“Why would they do this?” Kaitlyn Altizer, 12, asked her parents, Mary and Don Heath, pastors at Trinity Christian Church in Edmond, Okla., after she learned about the bombs for the first time. The family was in New Mexico for a four-day peace conference, which begins and ends with protests here, to mark the dropping of the bombs over Japan.
Thursday’s march led with banner that read, “1 Hiroshima = 100 Auschwitz.” The group walked west on Trinity Drive, named after the bombs’ test site, about 200 miles south of Los Alamos; crossed Oppenheimer Drive, named after J. Robert Oppenheimer, the scientist who led the bomb’s development; and passed the Richard P. Feynman Center for Innovation, which honors a Nobel Prize-winning theoretical physicist who worked on the Manhattan Project, the atomic bombs’ classified program.
The protesters paused for 15 minutes of silence along the walk. A man sat in a lotus position under the shade of a tree, his eyes closed in meditation.
Back at the park, they spread out on the lawn to hear Rev. James Lawson, the mastermind of lunch-counter sit-ins in Nashville in 1960 and other demonstrations during the Civil Rights era.

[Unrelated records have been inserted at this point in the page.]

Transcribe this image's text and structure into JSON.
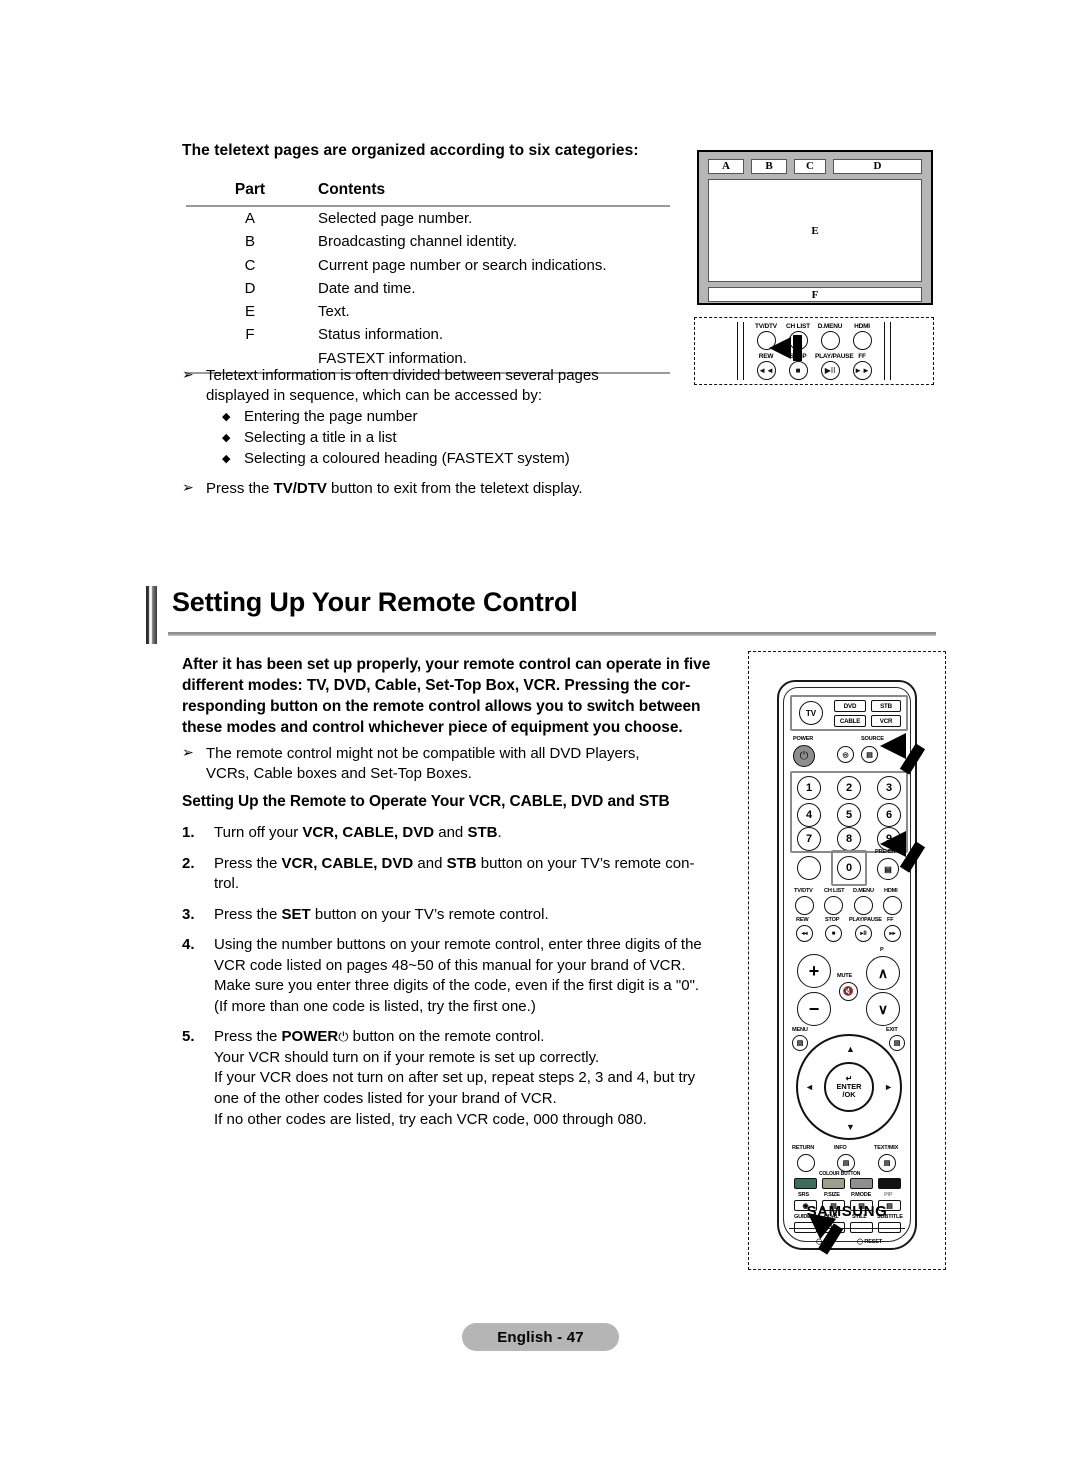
{
  "top_section": {
    "intro": "The teletext pages are organized according to six categories:",
    "table": {
      "headers": [
        "Part",
        "Contents"
      ],
      "rows": [
        {
          "part": "A",
          "contents": "Selected page number."
        },
        {
          "part": "B",
          "contents": "Broadcasting channel identity."
        },
        {
          "part": "C",
          "contents": "Current page number or search indications."
        },
        {
          "part": "D",
          "contents": "Date and time."
        },
        {
          "part": "E",
          "contents": "Text."
        },
        {
          "part": "F",
          "contents": "Status information."
        }
      ],
      "extra_row": "FASTEXT information."
    },
    "bullets": {
      "marker": "➢",
      "sub_marker": "◆",
      "item1_line1": "Teletext information is often divided between several pages",
      "item1_line2": "displayed in sequence, which can be accessed by:",
      "sub_items": [
        "Entering the page number",
        "Selecting a title in a list",
        "Selecting a coloured heading (FASTEXT system)"
      ],
      "item2_pre": "Press the ",
      "item2_bold": "TV/DTV",
      "item2_post": " button to exit from the teletext display."
    }
  },
  "teletext_diagram": {
    "a": "A",
    "b": "B",
    "c": "C",
    "d": "D",
    "e": "E",
    "f": "F"
  },
  "remote_callout_top": {
    "row1": [
      {
        "label": "TV/DTV",
        "glyph": ""
      },
      {
        "label": "CH LIST",
        "glyph": ""
      },
      {
        "label": "D.MENU",
        "glyph": ""
      },
      {
        "label": "HDMI",
        "glyph": ""
      }
    ],
    "row2": [
      {
        "label": "REW",
        "glyph": "◄◄"
      },
      {
        "label": "STOP",
        "glyph": "■"
      },
      {
        "label": "PLAY/PAUSE",
        "glyph": "▶II"
      },
      {
        "label": "FF",
        "glyph": "►►"
      }
    ]
  },
  "heading": {
    "title": "Setting Up Your Remote Control"
  },
  "body": {
    "intro_line1": "After it has been set up properly, your remote control can operate in five",
    "intro_line2": "different modes: TV, DVD, Cable, Set-Top Box, VCR. Pressing the cor-",
    "intro_line3": "responding button on the remote control allows you to switch between",
    "intro_line4": "these modes and control whichever piece of equipment you choose.",
    "note_marker": "➢",
    "note_line1": "The remote control might not be compatible with all DVD Players,",
    "note_line2": "VCRs, Cable boxes and Set-Top Boxes.",
    "subheading": "Setting Up the Remote to Operate Your VCR, CABLE, DVD and STB",
    "steps": [
      {
        "num": "1.",
        "lines": [
          {
            "parts": [
              {
                "t": "Turn off your ",
                "b": false
              },
              {
                "t": "VCR, CABLE, DVD",
                "b": true
              },
              {
                "t": " and ",
                "b": false
              },
              {
                "t": "STB",
                "b": true
              },
              {
                "t": ".",
                "b": false
              }
            ]
          }
        ]
      },
      {
        "num": "2.",
        "lines": [
          {
            "parts": [
              {
                "t": "Press the ",
                "b": false
              },
              {
                "t": "VCR, CABLE, DVD",
                "b": true
              },
              {
                "t": " and ",
                "b": false
              },
              {
                "t": "STB",
                "b": true
              },
              {
                "t": " button on your TV’s remote con-",
                "b": false
              }
            ]
          },
          {
            "parts": [
              {
                "t": "trol.",
                "b": false
              }
            ]
          }
        ]
      },
      {
        "num": "3.",
        "lines": [
          {
            "parts": [
              {
                "t": "Press the ",
                "b": false
              },
              {
                "t": "SET",
                "b": true
              },
              {
                "t": " button on your TV’s remote control.",
                "b": false
              }
            ]
          }
        ]
      },
      {
        "num": "4.",
        "lines": [
          {
            "parts": [
              {
                "t": "Using the number buttons on your remote control, enter three digits of the",
                "b": false
              }
            ]
          },
          {
            "parts": [
              {
                "t": "VCR code listed on pages 48~50 of this manual for your brand of VCR.",
                "b": false
              }
            ]
          },
          {
            "parts": [
              {
                "t": "Make sure you enter three digits of the code, even if the first digit is a \"0\".",
                "b": false
              }
            ]
          },
          {
            "parts": [
              {
                "t": "(If more than one code is listed, try the first one.)",
                "b": false
              }
            ]
          }
        ]
      },
      {
        "num": "5.",
        "lines": [
          {
            "parts": [
              {
                "t": "Press the ",
                "b": false
              },
              {
                "t": "POWER",
                "b": true
              },
              {
                "t": "⏻",
                "b": false
              },
              {
                "t": " button on the remote control.",
                "b": false
              }
            ]
          },
          {
            "parts": [
              {
                "t": "Your VCR should turn on if your remote is set up correctly.",
                "b": false
              }
            ]
          },
          {
            "parts": [
              {
                "t": "If your VCR does not turn on after set up, repeat steps 2, 3 and 4, but try",
                "b": false
              }
            ]
          },
          {
            "parts": [
              {
                "t": "one of the other codes listed for your brand of VCR.",
                "b": false
              }
            ]
          },
          {
            "parts": [
              {
                "t": "If no other codes are listed, try each VCR code, 000 through 080.",
                "b": false
              }
            ]
          }
        ]
      }
    ]
  },
  "remote": {
    "mode_buttons": {
      "tv": "TV",
      "dvd": "DVD",
      "stb": "STB",
      "cable": "CABLE",
      "vcr": "VCR"
    },
    "power_label": "POWER",
    "power_glyph": "⏻",
    "source_label": "SOURCE",
    "numbers": [
      "1",
      "2",
      "3",
      "4",
      "5",
      "6",
      "7",
      "8",
      "9",
      "0"
    ],
    "prech_label": "PRE-CH",
    "media_row1": [
      "TV/DTV",
      "CH LIST",
      "D.MENU",
      "HDMI"
    ],
    "media_row2": [
      "REW",
      "STOP",
      "PLAY/PAUSE",
      "FF"
    ],
    "volume_plus": "+",
    "volume_minus": "−",
    "mute_label": "MUTE",
    "channel_label": "P",
    "channel_up": "∧",
    "channel_down": "∨",
    "menu_label": "MENU",
    "exit_label": "EXIT",
    "enter_label_1": "ENTER",
    "enter_label_2": "/OK",
    "nav_up": "▲",
    "nav_down": "▼",
    "nav_left": "◄",
    "nav_right": "►",
    "return_label": "RETURN",
    "info_label": "INFO",
    "textmix_label": "TEXT/MIX",
    "colour_buttons_label": "COLOUR BUTTON",
    "colour_swatches": [
      "#3d6b5c",
      "#9aa08c",
      "#8f8f8f",
      "#111111"
    ],
    "feature_row1": [
      "SRS",
      "P.SIZE",
      "P.MODE",
      "PIP"
    ],
    "feature_row2": [
      "GUIDE",
      "DUAL",
      "STILL",
      "SUBTITLE"
    ],
    "set_label": "SET",
    "reset_label": "RESET",
    "brand": "SAMSUNG"
  },
  "footer": {
    "page_label": "English - 47"
  }
}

Rev. Dr. Martin Luther King Jr., a close friend, described him as “the leading theorist and strategist of nonviolence in the world.”
Rev. Lawson was 17 when the bombs fell in Hiroshima and Nagasaki, a rising high school senior in Massillon, Ohio, and a member of the speech and debate team, whose question that year was, “Does the atomic bomb make mass armies obsolete?”

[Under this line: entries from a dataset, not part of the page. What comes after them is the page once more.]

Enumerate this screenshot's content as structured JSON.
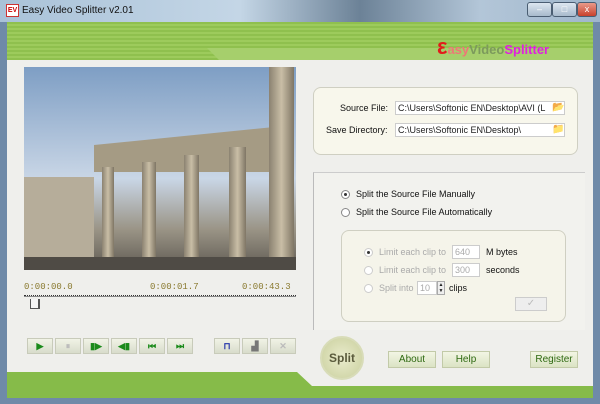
{
  "window": {
    "title": "Easy Video Splitter v2.01",
    "minimize": "–",
    "maximize": "□",
    "close": "x"
  },
  "logo": {
    "part1": "asy",
    "part2": "Video",
    "part3": "Splitter"
  },
  "player": {
    "time_start": "0:00:00.0",
    "time_current": "0:00:01.7",
    "time_end": "0:00:43.3",
    "position_fraction": 0.04
  },
  "controls": [
    {
      "name": "play",
      "glyph": "▶"
    },
    {
      "name": "pause",
      "glyph": "⏸"
    },
    {
      "name": "step-forward",
      "glyph": "▮▶"
    },
    {
      "name": "step-back",
      "glyph": "◀▮"
    },
    {
      "name": "go-start",
      "glyph": "⏮"
    },
    {
      "name": "go-end",
      "glyph": "⏭"
    }
  ],
  "marks": [
    {
      "name": "set-mark",
      "glyph": "⊓"
    },
    {
      "name": "mark-list",
      "glyph": "▟"
    },
    {
      "name": "delete-mark",
      "glyph": "✕"
    }
  ],
  "files": {
    "source_label": "Source File:",
    "source_value": "C:\\Users\\Softonic EN\\Desktop\\AVI (L",
    "save_label": "Save Directory:",
    "save_value": "C:\\Users\\Softonic EN\\Desktop\\"
  },
  "mode": {
    "manual": "Split the Source File Manually",
    "auto": "Split the Source File Automatically",
    "selected": "manual"
  },
  "auto": {
    "size_pre": "Limit each clip to",
    "size_value": "640",
    "size_unit": "M bytes",
    "time_pre": "Limit each clip to",
    "time_value": "300",
    "time_unit": "seconds",
    "count_pre": "Split into",
    "count_value": "10",
    "count_unit": "clips",
    "ok": "✓"
  },
  "buttons": {
    "split": "Split",
    "about": "About",
    "help": "Help",
    "register": "Register"
  }
}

Riding to Los Alamos with Father John Dear, who has been nominated multiple times for the Nobel Peace Prize, Rev. Lawson said, “Today’s weapons of mass destruction are nothing but the evolution of our understanding of violence.”
“What do you mean by that?” Father John Dear asked.
Rev. Lawson answered, “The bomb has given the human race the power to annihilate itself.” Evoking last year’s killings of Tamir Rice, 12, in Cleveland and Michael Brown, 18, in Ferguson, Mo., he added, “The police officer who shoots an unarmed boy or sees a young man as a demon rushing at him represents the same lost regard for human life we learned with the bomb.”